As it happens with stories worth telling, the details of how much money he owed his father have varied over the years, and it’s a matter of debate among them, but Father John remembers it was close to $500.

“That’s subject to each one,” Father John said laughingly. “But what matters is that they offered to forgive my debt if I went to this retreat – it was money well spent.”

Besides this important event, Father John said that his dad influenced him in many ways by the simple fact of who he was as a father.

“My dad’s faith and moral character were a rock for me during some difficult teenage years,” he said. “He’s a great example of a man who was always faithful and lived a really outstanding moral life, but then as he deepened in love with Christ, he decided to give of himself in a more profound service.”

Father John Nepil (left) and Deacon Darrell Nepil (right) both had rather roundabout ways to their respective vocations, but they both say serving God’s people together as brothers in Holy Orders is a great joy. (Photo provided)

Besides his desire to serve and follow God, the seed that would eventually lead Deacon Darell to the diaconate was planted by a coworker, who would also take holy orders: Deacon Joe Donohoe.

“One day he said to me, ‘You should be a deacon.’ And, of course, I laughed at him and said, ‘I don’t have time for that. My life is too busy.’ But it only took him to suggest it for the idea to keep coming back to my head, and God kept nudging me. Eventually I decided I really wanted to do that,” Deacon Darell said.

The ability to share at the altar during the Mass has deepened the natural relationship of father and son and given Deacon Darell and Father John new opportunities to grow closer to God. 

One of the most meaningful times came when Deacon Darell had a massive stroke in 2018. While he was in the hospital, Father John was able to visit and celebrate Mass at his bed and pray the rosary with him every day, as he had come back from Rome and was working on his dissertation.

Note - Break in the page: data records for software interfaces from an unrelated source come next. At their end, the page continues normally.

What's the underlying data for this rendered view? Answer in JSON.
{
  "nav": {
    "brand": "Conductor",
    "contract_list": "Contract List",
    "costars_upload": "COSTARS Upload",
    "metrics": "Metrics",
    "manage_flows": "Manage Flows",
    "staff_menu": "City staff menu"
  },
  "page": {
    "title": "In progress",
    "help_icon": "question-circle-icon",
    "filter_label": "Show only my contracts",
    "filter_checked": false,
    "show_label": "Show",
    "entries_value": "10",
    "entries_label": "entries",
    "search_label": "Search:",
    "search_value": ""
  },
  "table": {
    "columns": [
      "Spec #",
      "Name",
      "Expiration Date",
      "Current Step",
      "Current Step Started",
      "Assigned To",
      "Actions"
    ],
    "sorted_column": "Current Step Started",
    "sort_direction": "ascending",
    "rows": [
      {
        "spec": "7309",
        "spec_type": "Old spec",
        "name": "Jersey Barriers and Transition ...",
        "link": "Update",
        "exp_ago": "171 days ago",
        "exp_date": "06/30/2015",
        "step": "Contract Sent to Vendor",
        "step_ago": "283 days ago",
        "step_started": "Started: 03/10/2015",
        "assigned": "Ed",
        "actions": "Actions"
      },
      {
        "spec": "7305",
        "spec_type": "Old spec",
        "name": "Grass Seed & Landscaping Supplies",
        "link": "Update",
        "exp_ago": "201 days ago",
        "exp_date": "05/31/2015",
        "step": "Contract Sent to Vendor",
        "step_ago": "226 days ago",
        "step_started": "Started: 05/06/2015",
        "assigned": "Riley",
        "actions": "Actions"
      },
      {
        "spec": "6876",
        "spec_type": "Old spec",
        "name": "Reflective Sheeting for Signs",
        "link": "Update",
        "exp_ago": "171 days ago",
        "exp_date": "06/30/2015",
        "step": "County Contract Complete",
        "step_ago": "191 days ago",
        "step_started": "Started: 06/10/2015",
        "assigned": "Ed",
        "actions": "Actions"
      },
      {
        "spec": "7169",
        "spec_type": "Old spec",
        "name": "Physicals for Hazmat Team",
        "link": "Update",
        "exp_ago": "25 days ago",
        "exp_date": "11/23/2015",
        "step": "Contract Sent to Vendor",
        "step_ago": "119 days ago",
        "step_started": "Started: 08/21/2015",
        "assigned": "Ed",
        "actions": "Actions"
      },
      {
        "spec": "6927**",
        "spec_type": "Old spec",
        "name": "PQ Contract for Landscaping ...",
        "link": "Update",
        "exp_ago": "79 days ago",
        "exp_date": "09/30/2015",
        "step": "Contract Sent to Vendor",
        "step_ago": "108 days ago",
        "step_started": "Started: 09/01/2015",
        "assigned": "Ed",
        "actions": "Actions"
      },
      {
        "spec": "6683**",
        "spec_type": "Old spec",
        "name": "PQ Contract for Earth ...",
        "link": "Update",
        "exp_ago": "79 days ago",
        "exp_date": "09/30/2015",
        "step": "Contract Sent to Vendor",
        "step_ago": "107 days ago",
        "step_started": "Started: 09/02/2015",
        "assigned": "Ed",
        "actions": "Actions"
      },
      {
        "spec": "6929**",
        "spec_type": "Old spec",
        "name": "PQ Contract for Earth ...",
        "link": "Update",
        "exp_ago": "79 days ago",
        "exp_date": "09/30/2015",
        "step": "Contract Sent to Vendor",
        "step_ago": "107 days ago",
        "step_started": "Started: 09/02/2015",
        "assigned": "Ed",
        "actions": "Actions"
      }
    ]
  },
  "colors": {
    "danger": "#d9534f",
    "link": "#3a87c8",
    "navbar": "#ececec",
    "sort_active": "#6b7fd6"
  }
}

“It was probably the most privileged and intimate time I’ve ever had with my father,” Father John said. “It was an amazing gift that really changed our relationship.”

“I feel like that’s a huge reason why I healed and why I am here today,” Deacon Darell added.

“It’s a real gift to have my dad as a deacon and a brother. It’s a tremendous honor. It’s one of the great joys of my life.” Father John concluded. “That’s really what has bonded our relationship together: the sheer desire to serve Jesus, especially in holy orders.”